[The original creditor] adopt[s] a pattern and practice of failing and refusing to update credit information with regard to debts discharged in bankruptcy because it sells those debts and profits by the sale. [The original creditor] knows that if credit information is not updated, many class members will feel compelled to pay off the debt, even though it is discharged in bankruptcy. Thus, buyers of [the original creditor’s] debt know and are willing to pay more for the fact that they will be able to collect portions of [the original creditor’s] debt, despite the discharge of that debt in bankruptcy….[In addition, the original creditor] receives a percentage fee of the proceeds of each debt repaid to [the original creditor] and forwarded to the buyer of [the original creditor’s] debt. In re Haynes, No. 11-23212 (RDD), 2014 WL 360889 at *5 (Bankr. S.D.N.Y. 2014)

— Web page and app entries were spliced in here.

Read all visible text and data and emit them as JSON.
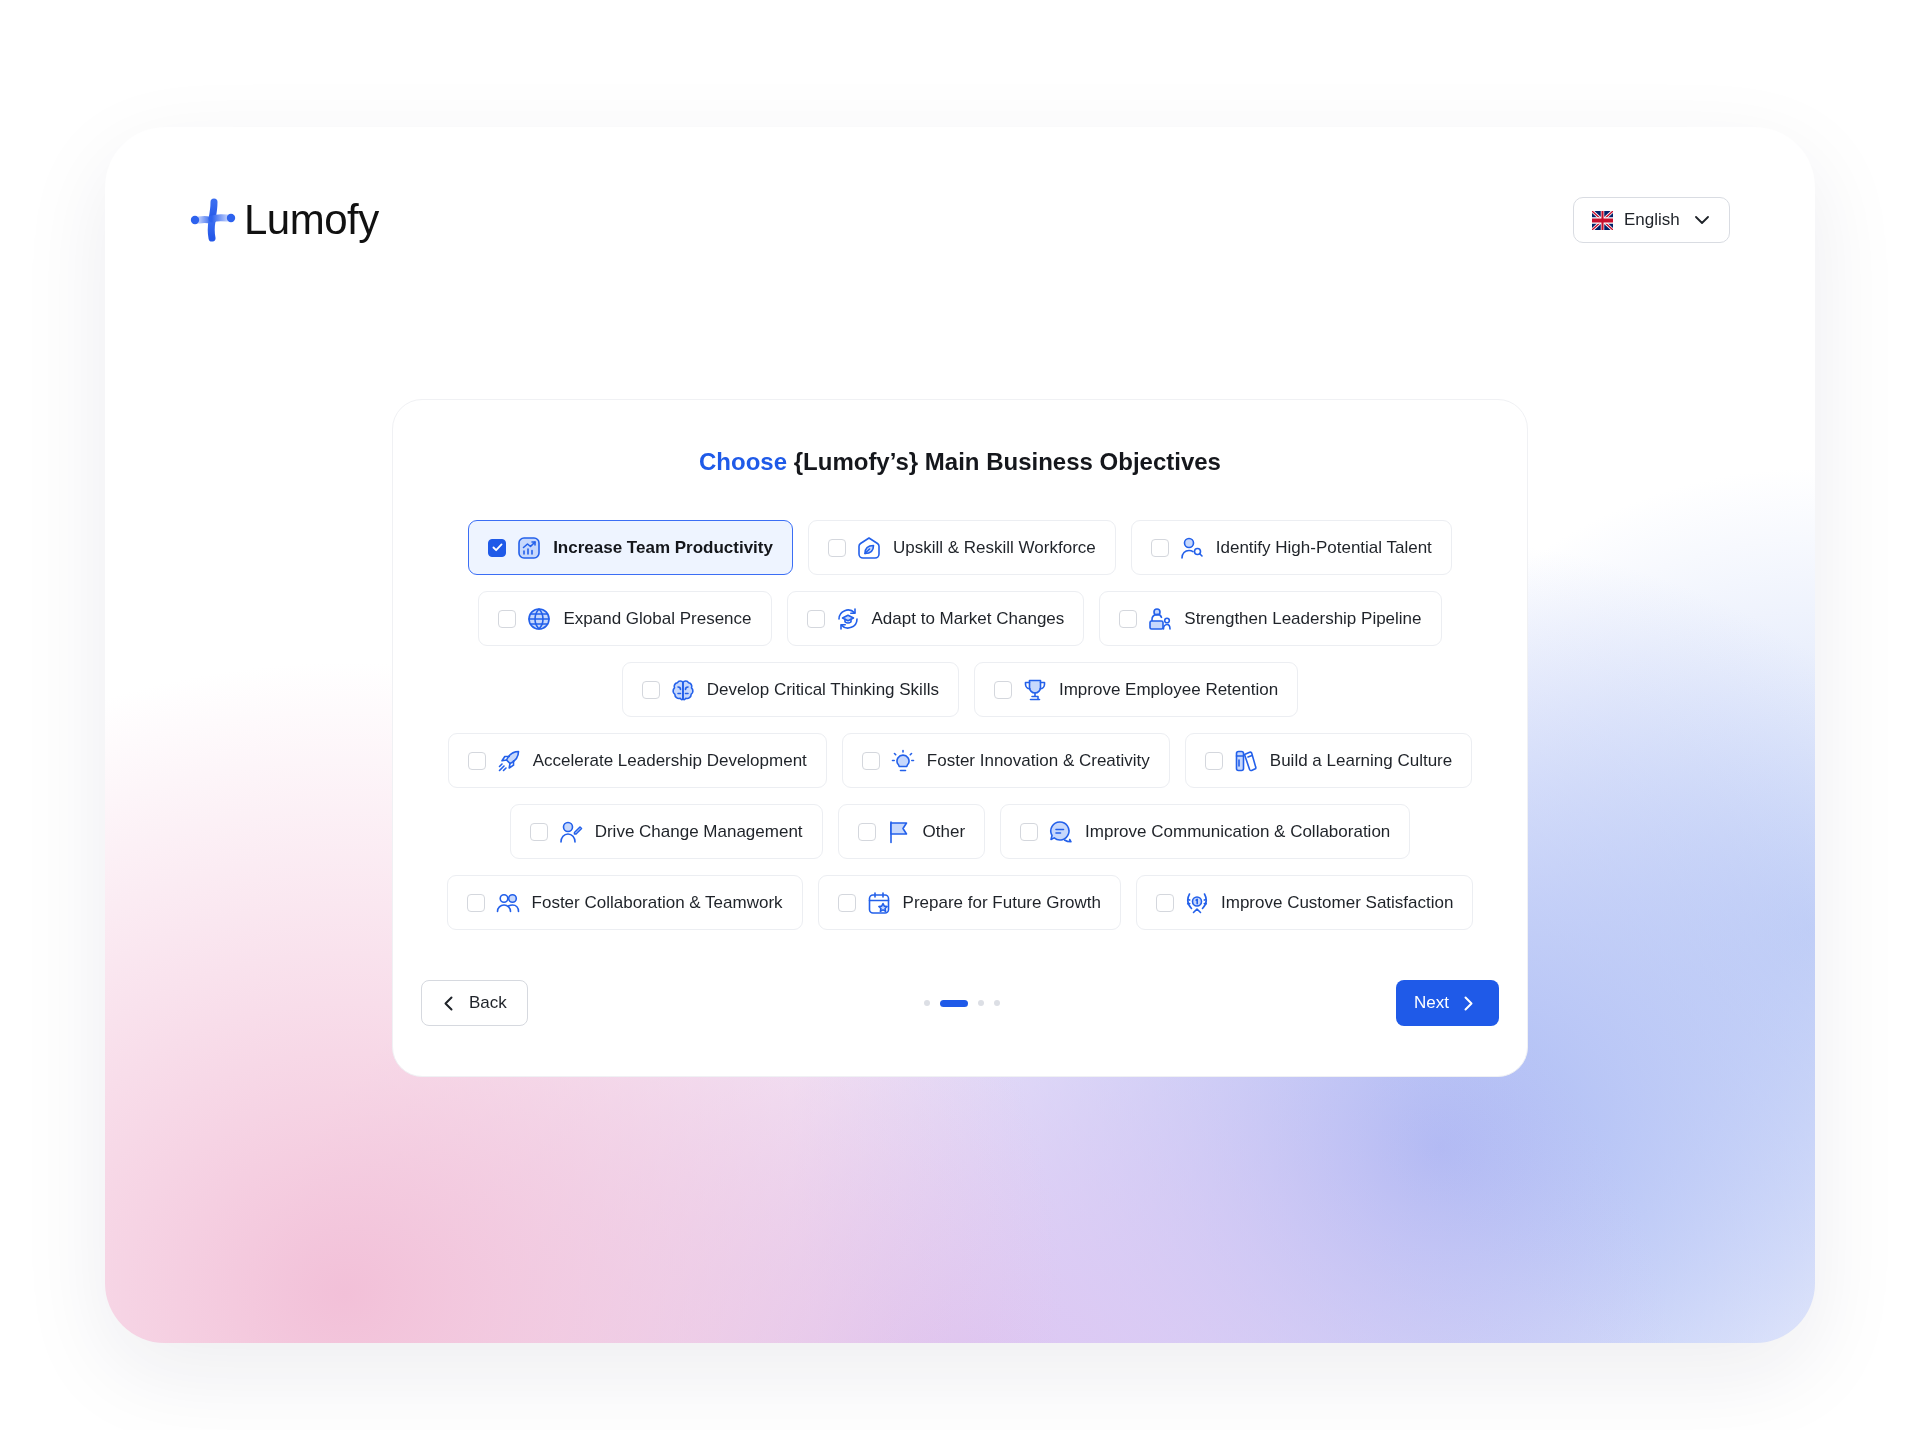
{
  "brand": {
    "name": "Lumofy"
  },
  "language_selector": {
    "value": "English"
  },
  "title": {
    "highlight": "Choose",
    "rest": "{Lumofy’s} Main Business Objectives"
  },
  "objective_rows": [
    {
      "options": [
        {
          "label": "Increase Team Productivity",
          "checked": true
        },
        {
          "label": "Upskill & Reskill Workforce",
          "checked": false
        },
        {
          "label": "Identify High-Potential Talent",
          "checked": false
        }
      ]
    },
    {
      "options": [
        {
          "label": "Expand Global Presence",
          "checked": false
        },
        {
          "label": "Adapt to Market Changes",
          "checked": false
        },
        {
          "label": "Strengthen Leadership Pipeline",
          "checked": false
        }
      ]
    },
    {
      "options": [
        {
          "label": "Develop Critical Thinking Skills",
          "checked": false
        },
        {
          "label": "Improve Employee Retention",
          "checked": false
        }
      ]
    },
    {
      "options": [
        {
          "label": "Accelerate Leadership Development",
          "checked": false
        },
        {
          "label": "Foster Innovation & Creativity",
          "checked": false
        },
        {
          "label": "Build a Learning Culture",
          "checked": false
        }
      ]
    },
    {
      "options": [
        {
          "label": "Drive Change Management",
          "checked": false
        },
        {
          "label": "Other",
          "checked": false
        },
        {
          "label": "Improve Communication & Collaboration",
          "checked": false
        }
      ]
    },
    {
      "options": [
        {
          "label": "Foster Collaboration & Teamwork",
          "checked": false
        },
        {
          "label": "Prepare for Future Growth",
          "checked": false
        },
        {
          "label": "Improve Customer Satisfaction",
          "checked": false
        }
      ]
    }
  ],
  "pagination": [
    {
      "selected": false
    },
    {
      "selected": true
    },
    {
      "selected": false
    },
    {
      "selected": false
    }
  ],
  "back_button": {
    "label": "Back"
  },
  "next_button": {
    "label": "Next"
  }
}
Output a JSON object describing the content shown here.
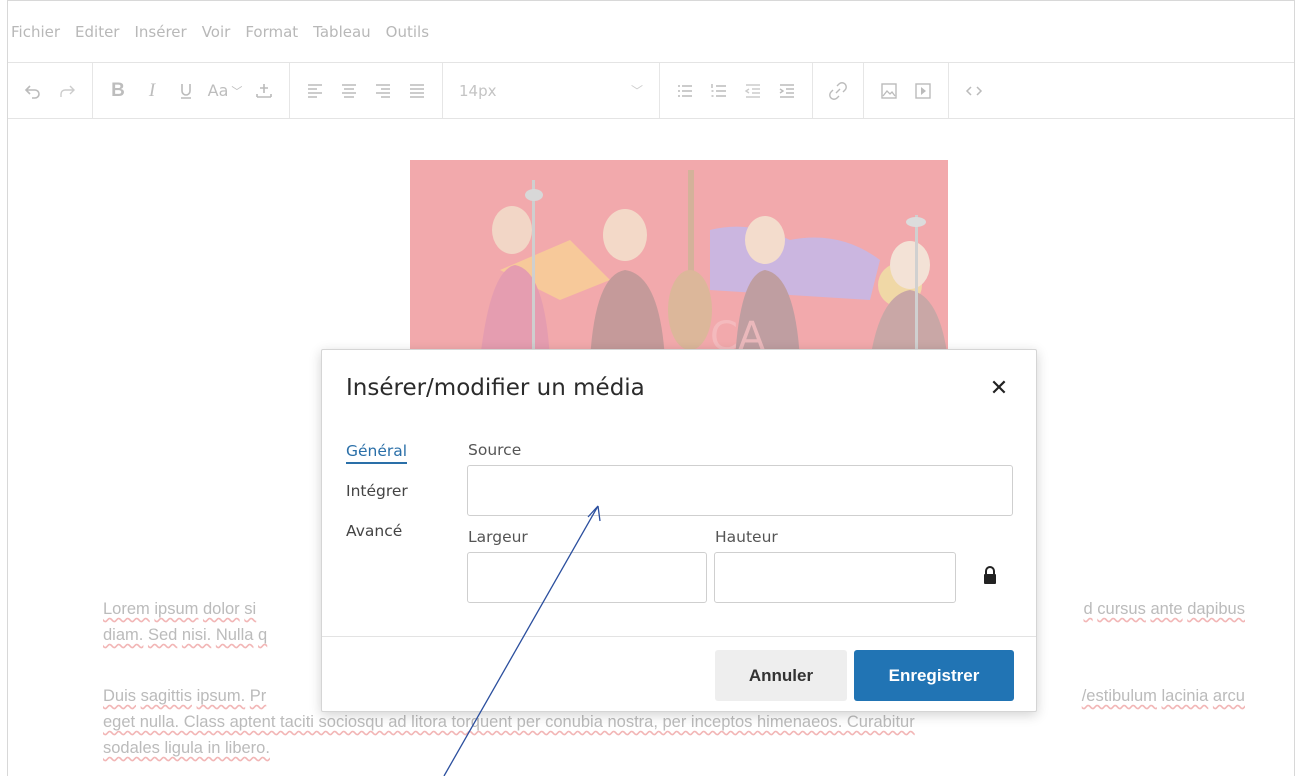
{
  "menubar": {
    "items": [
      "Fichier",
      "Editer",
      "Insérer",
      "Voir",
      "Format",
      "Tableau",
      "Outils"
    ]
  },
  "toolbar": {
    "font_size": "14px",
    "icons": [
      "undo-icon",
      "redo-icon",
      "bold-icon",
      "italic-icon",
      "underline-icon",
      "font-case-icon",
      "insert-icon",
      "align-left-icon",
      "align-center-icon",
      "align-right-icon",
      "align-justify-icon",
      "bullet-list-icon",
      "numbered-list-icon",
      "outdent-icon",
      "indent-icon",
      "link-icon",
      "image-icon",
      "media-icon",
      "code-icon"
    ]
  },
  "content": {
    "paragraph1_left": [
      "Lorem",
      "ipsum",
      "dolor",
      "si"
    ],
    "paragraph1_left2": [
      "diam.",
      "Sed",
      "nisi.",
      "Nulla",
      "q"
    ],
    "paragraph1_right": [
      "d",
      "cursus",
      "ante",
      "dapibus"
    ],
    "paragraph2": {
      "line1_left": [
        "Duis",
        "sagittis",
        "ipsum.",
        "Pr"
      ],
      "line1_right": [
        "/estibulum",
        "lacinia",
        "arcu"
      ],
      "line2": "eget nulla. Class aptent taciti sociosqu ad litora torquent per conubia nostra, per inceptos himenaeos. Curabitur",
      "line3": "sodales ligula in libero."
    }
  },
  "dialog": {
    "title": "Insérer/modifier un média",
    "close_label": "✕",
    "tabs": [
      "Général",
      "Intégrer",
      "Avancé"
    ],
    "source_label": "Source",
    "source_value": "",
    "width_label": "Largeur",
    "width_value": "",
    "height_label": "Hauteur",
    "height_value": "",
    "cancel_label": "Annuler",
    "save_label": "Enregistrer"
  },
  "colors": {
    "accent": "#2174b4",
    "active_tab": "#2a6fa8",
    "arrow": "#2b4f9e"
  }
}
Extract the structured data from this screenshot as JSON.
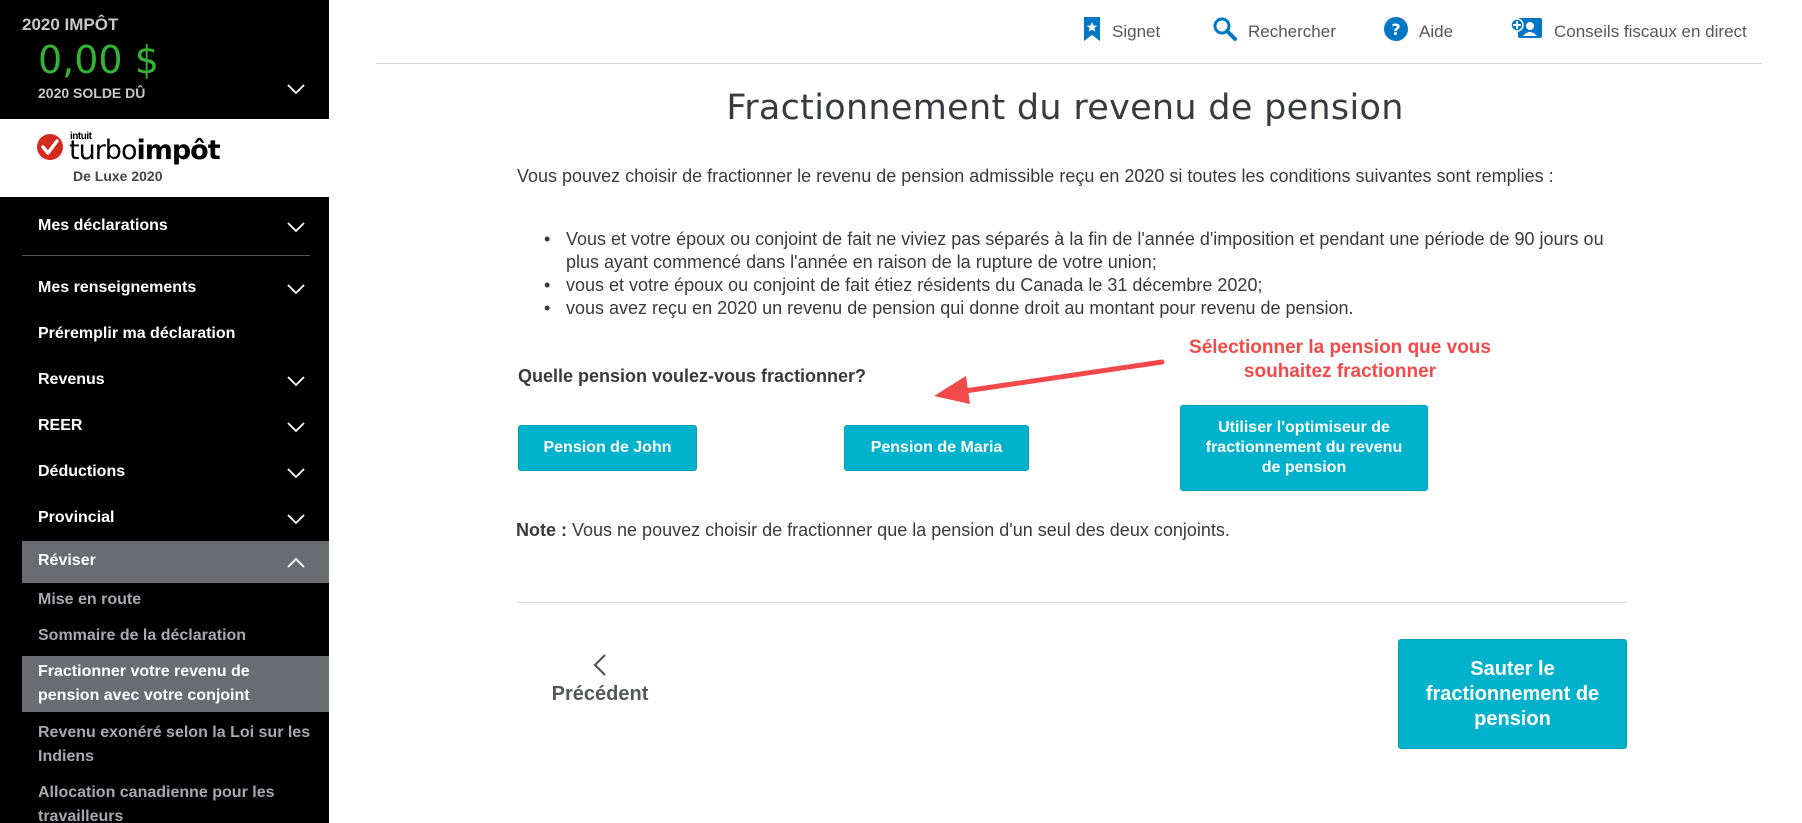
{
  "balance": {
    "year_label": "2020 IMPÔT",
    "amount": "0,00 $",
    "subtitle": "2020 SOLDE DÛ"
  },
  "logo": {
    "intuit": "intuit",
    "brand_light": "turbo",
    "brand_bold": "impôt",
    "edition": "De Luxe 2020"
  },
  "sidebar": {
    "items": [
      {
        "label": "Mes déclarations"
      },
      {
        "label": "Mes renseignements"
      },
      {
        "label": "Préremplir ma déclaration"
      },
      {
        "label": "Revenus"
      },
      {
        "label": "REER"
      },
      {
        "label": "Déductions"
      },
      {
        "label": "Provincial"
      },
      {
        "label": "Réviser"
      }
    ],
    "subitems": [
      {
        "label": "Mise en route"
      },
      {
        "label": "Sommaire de la déclaration"
      },
      {
        "label": "Fractionner votre revenu de pension avec votre conjoint"
      },
      {
        "label": "Revenu exonéré selon la Loi sur les Indiens"
      },
      {
        "label": "Allocation canadienne pour les travailleurs"
      }
    ]
  },
  "topbar": {
    "bookmark": "Signet",
    "search": "Rechercher",
    "help": "Aide",
    "live": "Conseils fiscaux en direct"
  },
  "main": {
    "title": "Fractionnement du revenu de pension",
    "intro": "Vous pouvez choisir de fractionner le revenu de pension admissible reçu en 2020 si toutes les conditions suivantes sont remplies :",
    "bullets": [
      "Vous et votre époux ou conjoint de fait ne viviez pas séparés à la fin de l'année d'imposition et pendant une période de 90 jours ou plus ayant commencé dans l'année en raison de la rupture de votre union;",
      "vous et votre époux ou conjoint de fait étiez résidents du Canada le 31 décembre 2020;",
      "vous avez reçu en 2020 un revenu de pension qui donne droit au montant pour revenu de pension."
    ],
    "question": "Quelle pension voulez-vous fractionner?",
    "annotation": "Sélectionner la pension que vous souhaitez fractionner",
    "btn_john": "Pension de John",
    "btn_maria": "Pension de Maria",
    "btn_optimizer": "Utiliser l'optimiseur de fractionnement du revenu de pension",
    "note_label": "Note :",
    "note_text": " Vous ne pouvez choisir de fractionner que la pension d'un seul des deux conjoints.",
    "prev": "Précédent",
    "skip": "Sauter le fractionnement de pension"
  },
  "colors": {
    "accent": "#00b2cc",
    "balance_green": "#34b233",
    "annotation_red": "#f24a4a",
    "sidebar_bg": "#000000",
    "sidebar_active": "#6b6c72"
  },
  "icons": [
    "chevron-down-icon",
    "chevron-up-icon",
    "bookmark-icon",
    "search-icon",
    "help-icon",
    "live-expert-icon",
    "checkmark-logo-icon",
    "chevron-left-icon",
    "annotation-arrow-icon"
  ]
}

The New York court found that the plaintiffs had sufficiently alleged a violation of the discharge injunction to be allowed to proceed with a lawsuit. It is not unlikely that other courts would rule along the same lines if presented with similar facts.
The growth in the market for debt in recent years has presented new and potent means by which creditors might reduce losses on their loans, which as a result can enable them to offer more, cheaper credit in the marketplace. It is important for creditors to be aware of their legal obligations under the Fair Credit Reporting Act and Section 524 of the Bankruptcy Code, and to understand how those laws interact. Policies and procedures should be examined for compliance with legal obligations, and contracts with debt buyers and others should likewise be drafted with those obligations in mind.